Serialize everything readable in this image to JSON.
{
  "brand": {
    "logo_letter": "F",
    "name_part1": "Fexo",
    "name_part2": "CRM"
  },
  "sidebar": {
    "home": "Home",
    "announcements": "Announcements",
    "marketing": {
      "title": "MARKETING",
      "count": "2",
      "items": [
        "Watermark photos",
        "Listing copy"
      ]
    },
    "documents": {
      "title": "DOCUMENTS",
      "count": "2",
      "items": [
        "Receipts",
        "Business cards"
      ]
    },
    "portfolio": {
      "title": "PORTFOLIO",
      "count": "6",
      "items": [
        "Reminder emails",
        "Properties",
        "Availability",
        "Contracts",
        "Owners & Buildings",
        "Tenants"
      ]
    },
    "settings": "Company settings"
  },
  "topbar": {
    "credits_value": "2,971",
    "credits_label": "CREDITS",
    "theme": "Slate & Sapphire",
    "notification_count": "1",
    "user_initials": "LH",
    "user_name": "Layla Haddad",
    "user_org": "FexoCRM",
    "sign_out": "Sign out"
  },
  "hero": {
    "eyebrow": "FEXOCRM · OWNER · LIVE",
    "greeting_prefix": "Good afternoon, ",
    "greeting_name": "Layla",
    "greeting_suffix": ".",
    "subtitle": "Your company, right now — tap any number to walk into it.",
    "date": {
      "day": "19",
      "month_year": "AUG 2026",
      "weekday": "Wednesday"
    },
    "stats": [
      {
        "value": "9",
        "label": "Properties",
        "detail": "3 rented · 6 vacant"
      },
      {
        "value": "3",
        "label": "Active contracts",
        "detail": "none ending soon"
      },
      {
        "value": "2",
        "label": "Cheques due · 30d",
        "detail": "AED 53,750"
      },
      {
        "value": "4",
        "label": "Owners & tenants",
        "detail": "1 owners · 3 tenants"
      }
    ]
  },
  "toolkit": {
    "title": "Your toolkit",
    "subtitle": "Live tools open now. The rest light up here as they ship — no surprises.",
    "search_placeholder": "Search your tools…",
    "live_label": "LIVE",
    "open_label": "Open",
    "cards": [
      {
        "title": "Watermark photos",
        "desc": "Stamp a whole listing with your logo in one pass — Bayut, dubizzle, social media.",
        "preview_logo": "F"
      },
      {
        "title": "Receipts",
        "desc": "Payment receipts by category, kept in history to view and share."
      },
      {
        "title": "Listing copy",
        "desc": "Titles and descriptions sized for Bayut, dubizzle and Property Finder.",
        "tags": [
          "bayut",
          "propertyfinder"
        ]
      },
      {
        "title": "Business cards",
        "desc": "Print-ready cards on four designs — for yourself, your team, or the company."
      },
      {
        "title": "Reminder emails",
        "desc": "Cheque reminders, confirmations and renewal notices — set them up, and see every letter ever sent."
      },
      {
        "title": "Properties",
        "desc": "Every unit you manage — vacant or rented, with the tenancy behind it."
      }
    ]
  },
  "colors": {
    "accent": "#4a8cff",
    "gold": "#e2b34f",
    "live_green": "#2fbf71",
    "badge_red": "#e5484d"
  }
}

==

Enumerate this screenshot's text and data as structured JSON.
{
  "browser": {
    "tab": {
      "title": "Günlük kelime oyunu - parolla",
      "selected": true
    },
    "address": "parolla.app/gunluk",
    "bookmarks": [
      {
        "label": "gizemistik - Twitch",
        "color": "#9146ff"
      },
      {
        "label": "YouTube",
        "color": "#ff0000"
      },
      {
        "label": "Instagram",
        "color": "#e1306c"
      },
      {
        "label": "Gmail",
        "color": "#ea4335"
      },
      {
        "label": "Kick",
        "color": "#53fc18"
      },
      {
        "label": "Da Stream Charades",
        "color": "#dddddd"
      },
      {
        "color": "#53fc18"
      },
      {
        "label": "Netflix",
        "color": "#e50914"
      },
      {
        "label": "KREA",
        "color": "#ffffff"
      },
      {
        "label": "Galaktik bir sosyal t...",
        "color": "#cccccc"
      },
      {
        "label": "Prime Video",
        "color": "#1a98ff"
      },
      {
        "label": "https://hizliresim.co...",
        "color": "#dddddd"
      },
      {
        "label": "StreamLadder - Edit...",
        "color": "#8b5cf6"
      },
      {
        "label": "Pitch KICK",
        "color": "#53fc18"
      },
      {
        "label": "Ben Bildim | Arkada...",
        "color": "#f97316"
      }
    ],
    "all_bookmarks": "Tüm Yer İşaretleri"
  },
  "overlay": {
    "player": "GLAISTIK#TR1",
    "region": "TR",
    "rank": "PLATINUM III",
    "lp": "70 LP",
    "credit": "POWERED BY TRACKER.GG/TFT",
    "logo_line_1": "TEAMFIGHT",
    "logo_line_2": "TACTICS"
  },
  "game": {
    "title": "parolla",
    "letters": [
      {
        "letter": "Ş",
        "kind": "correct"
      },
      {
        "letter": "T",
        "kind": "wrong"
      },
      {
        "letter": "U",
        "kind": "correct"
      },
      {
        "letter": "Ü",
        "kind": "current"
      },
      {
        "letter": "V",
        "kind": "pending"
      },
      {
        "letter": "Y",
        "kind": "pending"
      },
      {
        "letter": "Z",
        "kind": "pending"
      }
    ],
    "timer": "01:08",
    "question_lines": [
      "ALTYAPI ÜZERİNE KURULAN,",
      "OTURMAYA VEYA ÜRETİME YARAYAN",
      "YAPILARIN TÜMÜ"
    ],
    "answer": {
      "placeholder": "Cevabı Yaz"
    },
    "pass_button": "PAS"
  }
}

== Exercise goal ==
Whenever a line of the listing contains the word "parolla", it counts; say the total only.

== Exercise answer ==
3